Ian Wedde is the author of fifteen collections of poetry, six novels, two collections of essays, a collection of short stories, a monograph on the artist Bill Culbert and several art catalogues, and has been co-editor of two poetry anthologies. His work has been widely anthologised, and has appeared in journals nationally and internationally. Wedde's first novel, Dick Seddon’s Great Dive, won the New Zealand Book Award for Fiction (1977), and a poetry collection, Spells for Coming Out, was co-winner of the National Book Award for Poetry in 1978. His most recent collection, The Lifeguard, was a finalist in the 2013 New Zealand Post Book Awards.
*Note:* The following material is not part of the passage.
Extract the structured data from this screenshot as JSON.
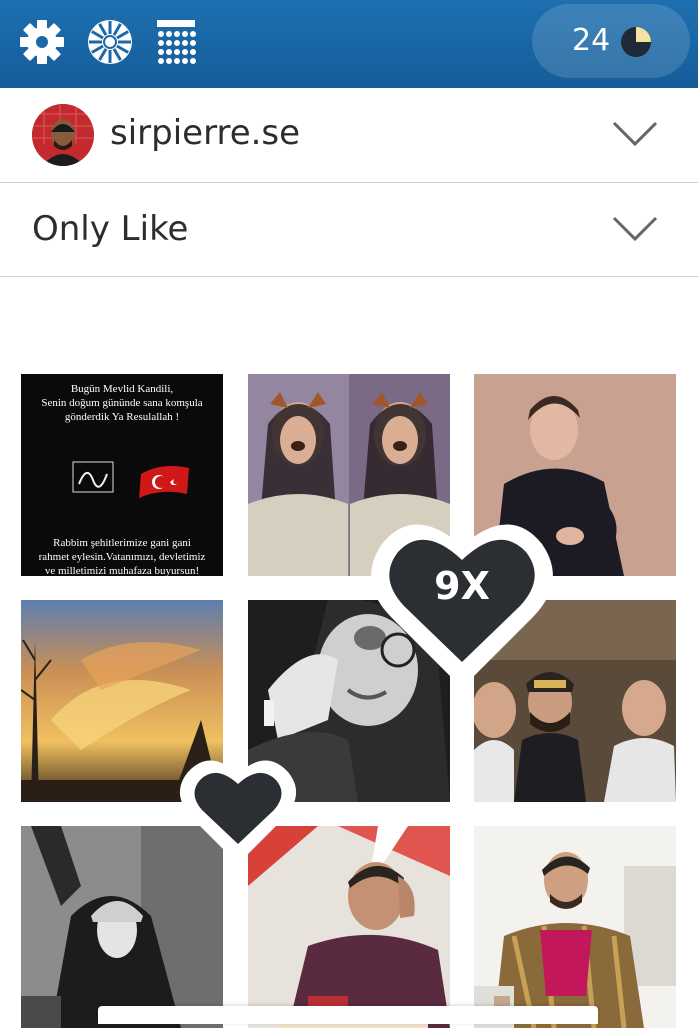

Wedde was the Robert Burns Fellow at the University of Otago in 1972, the Victoria University Writing Fellow in 1984, and the Katherine Mansfield Fellow in Menton in 2005. He received an Arts Foundation Laureate award in 2006, a Distinguished Alumni Award from the University of Auckland in 2007, was the University of Auckland Michael King Writer in Residence in 2009 and won the Landfall Essay Prize in 2010. In 2010 he was also awarded an ONZM in the Queen’s Birthday Honours, and was New Zealand Poet Laureate 2011–2013. In 2013 he was awarded the Creative New Zealand Berlin Writers' Residency.
Wedde comments: ‘The complete “Lifeguard” sequence has nine sections of between eighty and ninety lines each, organised in couplets. There’s a clue to the underlying purpose of the whole poem in this large structure. In a general way it involves an ongoing dialogue between the two coasts of the north island of New Zealand, the rugged west and the resort east. Each coast is spoken for by a lifeguard: the rough west by a character out of Theocritus, the cyclops Polyphemus (“rich in songs”), hopelessly infatuated with the water-nymph Galatea; and the east by a character out of Ovid, Narcissus, hopelessly infatuated with his own reflection in water. Neither is able to pay attention to the upraised arms of swimmers in trouble. The trouble that was worrying me while I was writing the poem was the trouble we’re in—both environmental, and the consequence of our inattention. The couplets are in themselves miniature dialogues, line-to-line, and couplet-to-couplet. The anxiety that drove this dialogue between rough west and languorous east is partly the result of having grandchildren: what looks bad enough in the short view looks a lot worse in the long one. That said, the poem is also a celebration of a place I love, which I’d come back to after many years. This first section in a sense introduces the lifeguards and sets up the dialogue.’